▸ Exercise aim
Your copy of the lines below must match them exactly and contain no images.
Records for this exercise section start
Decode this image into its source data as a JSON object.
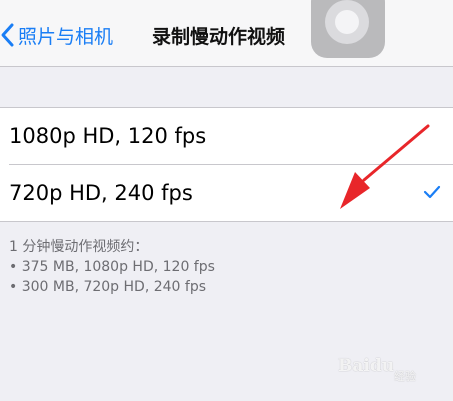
{
  "navbar": {
    "back_label": "照片与相机",
    "title": "录制慢动作视频"
  },
  "options": [
    {
      "label": "1080p HD, 120 fps",
      "selected": false
    },
    {
      "label": "720p HD, 240 fps",
      "selected": true
    }
  ],
  "footer": {
    "heading": "1 分钟慢动作视频约：",
    "lines": [
      "• 375 MB, 1080p HD, 120 fps",
      "• 300 MB, 720p HD, 240 fps"
    ]
  },
  "watermark": {
    "brand": "Baidu",
    "sub": "经验"
  },
  "colors": {
    "accent": "#1a7ef5",
    "background": "#efeff4",
    "annotation_arrow": "#e8262a"
  },
  "icons": {
    "back": "chevron-left-icon",
    "selected": "checkmark-icon",
    "assistive_touch": "assistive-touch-icon"
  }
}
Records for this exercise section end
▸ Reply to the exercise
Decode this image into its source data as a JSON object.
{
  "navbar": {
    "back_label": "照片与相机",
    "title": "录制慢动作视频"
  },
  "options": [
    {
      "label": "1080p HD, 120 fps",
      "selected": false
    },
    {
      "label": "720p HD, 240 fps",
      "selected": true
    }
  ],
  "footer": {
    "heading": "1 分钟慢动作视频约：",
    "lines": [
      "• 375 MB, 1080p HD, 120 fps",
      "• 300 MB, 720p HD, 240 fps"
    ]
  },
  "watermark": {
    "brand": "Baidu",
    "sub": "经验"
  },
  "colors": {
    "accent": "#1a7ef5",
    "background": "#efeff4",
    "annotation_arrow": "#e8262a"
  },
  "icons": {
    "back": "chevron-left-icon",
    "selected": "checkmark-icon",
    "assistive_touch": "assistive-touch-icon"
  }
}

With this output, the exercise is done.